We slurped down the ramen and its heat, storing it up in our stomachs until we were sweating. When we finally stepped outside, the cold was refreshing on our faces, the heat safely trapped in our coats. We took a few final photos of cloudy Mt. Fuji and fought the massive tourist crush to get an unpeopled shot of the Owakudani signpost before we headed back onto the ropeway down to Lake Ashi.
The gondola scooped us sickeningly up and carried us precipitously down to the lakeside, the clouds ahead clearing until the surface of the lake turned to liquid gold. Unfortunately, the clouds around Fuji grew thicker until the mountain disappeared completely. We wished it goodbye and looked back to the lake where our next mode of transportation floated cheerful and ridiculous: two “pirate” ships, complete with fake cannons and golden mastheads, one bright red, the other bright green.
We caught the last ship of the evening, clambering aboard with other tired tourists and jostling for position to get pictures of the sun setting over the mountains and the torii in the water at Hakone Jinja, the sky pink and purple in the gathering twilight.

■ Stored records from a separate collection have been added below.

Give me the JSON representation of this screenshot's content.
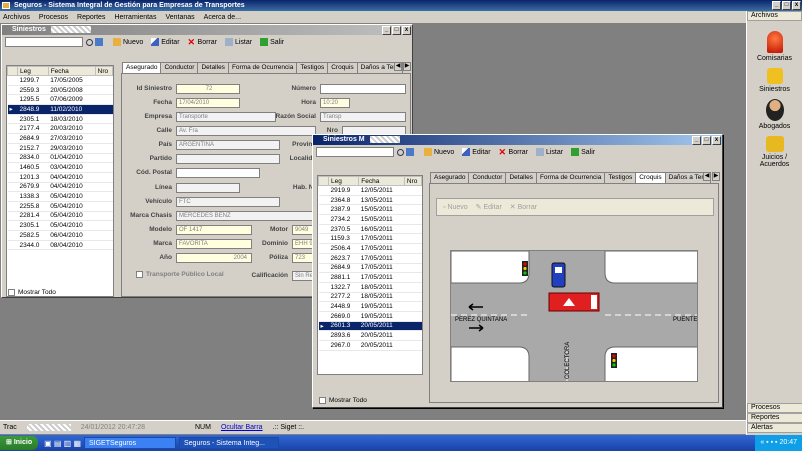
{
  "app": {
    "title": "Seguros - Sistema Integral de Gestión para Empresas de Transportes"
  },
  "menu": [
    "Archivos",
    "Procesos",
    "Reportes",
    "Herramientas",
    "Ventanas",
    "Acerca de..."
  ],
  "right_panel": {
    "header": "Archivos",
    "items": [
      "Comisarias",
      "Siniestros",
      "Abogados",
      "Juicios / Acuerdos"
    ],
    "footer": [
      "Procesos",
      "Reportes",
      "Alertas"
    ]
  },
  "toolbar": {
    "nuevo": "Nuevo",
    "editar": "Editar",
    "borrar": "Borrar",
    "listar": "Listar",
    "salir": "Salir"
  },
  "grid_headers": [
    "Leg",
    "Fecha",
    "Nro"
  ],
  "win1": {
    "title": "Siniestros",
    "rows": [
      [
        "1299.7",
        "17/05/2005"
      ],
      [
        "2559.3",
        "20/05/2008"
      ],
      [
        "1295.5",
        "07/06/2009"
      ],
      [
        "2848.9",
        "11/02/2010"
      ],
      [
        "2305.1",
        "18/03/2010"
      ],
      [
        "2177.4",
        "20/03/2010"
      ],
      [
        "2684.9",
        "27/03/2010"
      ],
      [
        "2152.7",
        "29/03/2010"
      ],
      [
        "2834.0",
        "01/04/2010"
      ],
      [
        "1460.5",
        "03/04/2010"
      ],
      [
        "1201.3",
        "04/04/2010"
      ],
      [
        "2679.9",
        "04/04/2010"
      ],
      [
        "1338.3",
        "05/04/2010"
      ],
      [
        "2255.8",
        "05/04/2010"
      ],
      [
        "2281.4",
        "05/04/2010"
      ],
      [
        "2305.1",
        "05/04/2010"
      ],
      [
        "2582.5",
        "06/04/2010"
      ],
      [
        "2344.0",
        "08/04/2010"
      ]
    ],
    "selected": 3,
    "mostrar_todo": "Mostrar Todo",
    "tabs": [
      "Asegurado",
      "Conductor",
      "Detalles",
      "Forma de Ocurrencia",
      "Testigos",
      "Croquis",
      "Daños a Terc"
    ],
    "form": {
      "id_siniestro_label": "Id Siniestro",
      "id_siniestro": "72",
      "numero_label": "Número",
      "fecha_label": "Fecha",
      "fecha": "17/04/2010",
      "hora_label": "Hora",
      "hora": "10:20",
      "empresa_label": "Empresa",
      "empresa": "Transporte",
      "razon_label": "Razón Social",
      "razon": "Transp",
      "calle_label": "Calle",
      "calle": "Av. Fra",
      "nro_label": "Nro",
      "pais_label": "País",
      "pais": "ARGENTINA",
      "provincia_label": "Provinc",
      "partido_label": "Partido",
      "localidad_label": "Localida",
      "cp_label": "Cód. Postal",
      "linea_label": "Línea",
      "habnr_label": "Hab. Nr",
      "vehiculo_label": "Vehículo",
      "vehiculo": "FTC",
      "marca_chasis_label": "Marca Chasis",
      "marca_chasis": "MERCEDES BENZ",
      "modelo_label": "Modelo",
      "modelo": "OF 1417",
      "motor_label": "Motor",
      "motor": "9049",
      "marca_label": "Marca",
      "marca": "FAVORITA",
      "dominio_label": "Dominio",
      "dominio": "EHH 9",
      "anio_label": "Año",
      "anio": "2004",
      "poliza_label": "Póliza",
      "poliza": "723",
      "transporte_label": "Transporte Público Local",
      "calificacion_label": "Calificación",
      "calificacion": "Sin Re"
    }
  },
  "win2": {
    "title": "Siniestros M",
    "rows": [
      [
        "2919.9",
        "12/05/2011"
      ],
      [
        "2364.8",
        "13/05/2011"
      ],
      [
        "2387.9",
        "15/05/2011"
      ],
      [
        "2734.2",
        "15/05/2011"
      ],
      [
        "2370.5",
        "16/05/2011"
      ],
      [
        "1159.3",
        "17/05/2011"
      ],
      [
        "2506.4",
        "17/05/2011"
      ],
      [
        "2623.7",
        "17/05/2011"
      ],
      [
        "2684.9",
        "17/05/2011"
      ],
      [
        "2881.1",
        "17/05/2011"
      ],
      [
        "1322.7",
        "18/05/2011"
      ],
      [
        "2277.2",
        "18/05/2011"
      ],
      [
        "2448.9",
        "19/05/2011"
      ],
      [
        "2669.0",
        "19/05/2011"
      ],
      [
        "2601.3",
        "20/05/2011"
      ],
      [
        "2893.6",
        "20/05/2011"
      ],
      [
        "2967.0",
        "20/05/2011"
      ]
    ],
    "selected": 14,
    "mostrar_todo": "Mostrar Todo",
    "tabs": [
      "Asegurado",
      "Conductor",
      "Detalles",
      "Forma de Ocurrencia",
      "Testigos",
      "Croquis",
      "Daños a Terc"
    ],
    "croquis_toolbar": {
      "nuevo": "Nuevo",
      "editar": "Editar",
      "borrar": "Borrar"
    },
    "labels": {
      "left": "PEREZ QUINTANA",
      "right": "PUENTE",
      "bottom": "COLECTORA"
    }
  },
  "status": {
    "user": "Trac",
    "datetime": "24/01/2012 20:47:28",
    "num": "NUM",
    "ocultar": "Ocultar Barra",
    "siget": ".:: Siget ::."
  },
  "taskbar": {
    "start": "Inicio",
    "task1": "SIGETSeguros",
    "task2": "Seguros - Sistema Integ...",
    "time": "20:47"
  },
  "colors": {
    "title": "#0a246a",
    "bus": "#e02020",
    "car": "#2040c0"
  }
}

When we reached the far shore, we shambled off the boat and waited for busses to take us back to Hakone-Yumoto, winding through the darkness of the mountains.

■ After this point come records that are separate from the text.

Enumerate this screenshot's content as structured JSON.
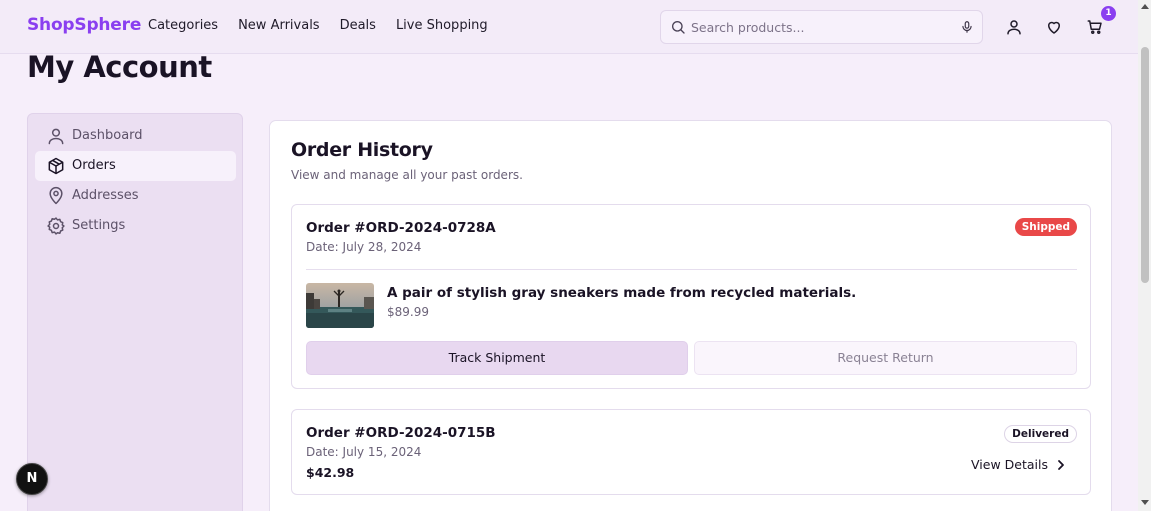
{
  "header": {
    "brand": "ShopSphere",
    "nav": [
      "Categories",
      "New Arrivals",
      "Deals",
      "Live Shopping"
    ],
    "search_placeholder": "Search products...",
    "cart_count": "1",
    "icons": [
      "search-icon",
      "microphone-icon",
      "user-icon",
      "heart-icon",
      "cart-icon"
    ]
  },
  "page": {
    "title": "My Account"
  },
  "sidebar": {
    "items": [
      {
        "label": "Dashboard",
        "icon": "user-icon"
      },
      {
        "label": "Orders",
        "icon": "package-icon",
        "active": true
      },
      {
        "label": "Addresses",
        "icon": "map-pin-icon"
      },
      {
        "label": "Settings",
        "icon": "gear-icon"
      }
    ]
  },
  "main": {
    "title": "Order History",
    "subtitle": "View and manage all your past orders.",
    "orders": [
      {
        "id": "Order #ORD-2024-0728A",
        "date": "Date: July 28, 2024",
        "status": "Shipped",
        "product_name": "A pair of stylish gray sneakers made from recycled materials.",
        "product_price": "$89.99",
        "primary_action": "Track Shipment",
        "secondary_action": "Request Return"
      },
      {
        "id": "Order #ORD-2024-0715B",
        "date": "Date: July 15, 2024",
        "status": "Delivered",
        "total": "$42.98",
        "action": "View Details"
      }
    ]
  },
  "floating": {
    "badge_letter": "N"
  },
  "colors": {
    "brand": "#8a3ff0",
    "shipped": "#e94848",
    "background": "#f6eefa",
    "sidebar": "#ebdff2"
  }
}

Get there: Take the Hakone Tozan Train from Hakone-Yumoto, Tonosawa, Ohiradai, Miyanoshita, Kowakudani, or Chokoku-no-Mori stations to Gora, the terminus. Switch to the Hakone Tozan Cablecar and ride to Sounzan, the terminus. Switch to the Hakone Ropeway and ride one stop to Owakudani. (These stations are very small and difficult to get lost in, but if you need help, staff in Hakone are uncommonly accustomed to helping English-speaking tourists. Just have the word “Owakudani” handy.) To get to the pirate ships from Owakudani, take the Hakone Ropeway to Togendai pier. You can choose a “cruise” to Motohakone or Hakonemachi, where you can take a variety of busses that run as far as Gotenba, Odawara, Mishima, and Numazu.
Price: The full loop starting at Hakone Yumoto is 3780 yen ($32.90 USD) if you buy regular tickets at each station; however, I’d suggest buying a Hakone Free Pass instead. It’ll cover all the trains, busses, cablecars, ropeways, and cruiseboats you need within the Hakone area for either two or three days, starting in either Shinjuku or Odawara, depending on the “flavor” you pick. For example, our two-day passes from Odawara included our fare for the loop through Owakudani and our busses from Hakone Yumoto to Mishima Station to get out of the area: a 5760 yen trip ($50.15 USD) for 3900 yen ($33.96 USD).
- Buy the Hakone Free Pass! Seriously. You’re just throwing away money if you pay station-by-station. The pass also comes with a super helpful map with plenty of English.
- Try the black eggs at Owakudani. Boiled in the sulphuric hot springs on the mountain, they’re said to grant you seven additional years of life for each on you eat. Although scary on the outside with their black shells, once peeled they’re pretty much your standard hard-boiled eggs. You can pick them up with pretty much every vendor on the mountain, and watch them shuttle down from the springs to the stores using their own little ropeway.
- I was too cold to try this, but Owakudani is also known for it’s wasabi ice cream. I’ve heard that it’s much more sweet than spicy, but I can’t say from firsthand experience. If you try it, let me know! I’m curious!
Based on my diary entries from November 11, 2013.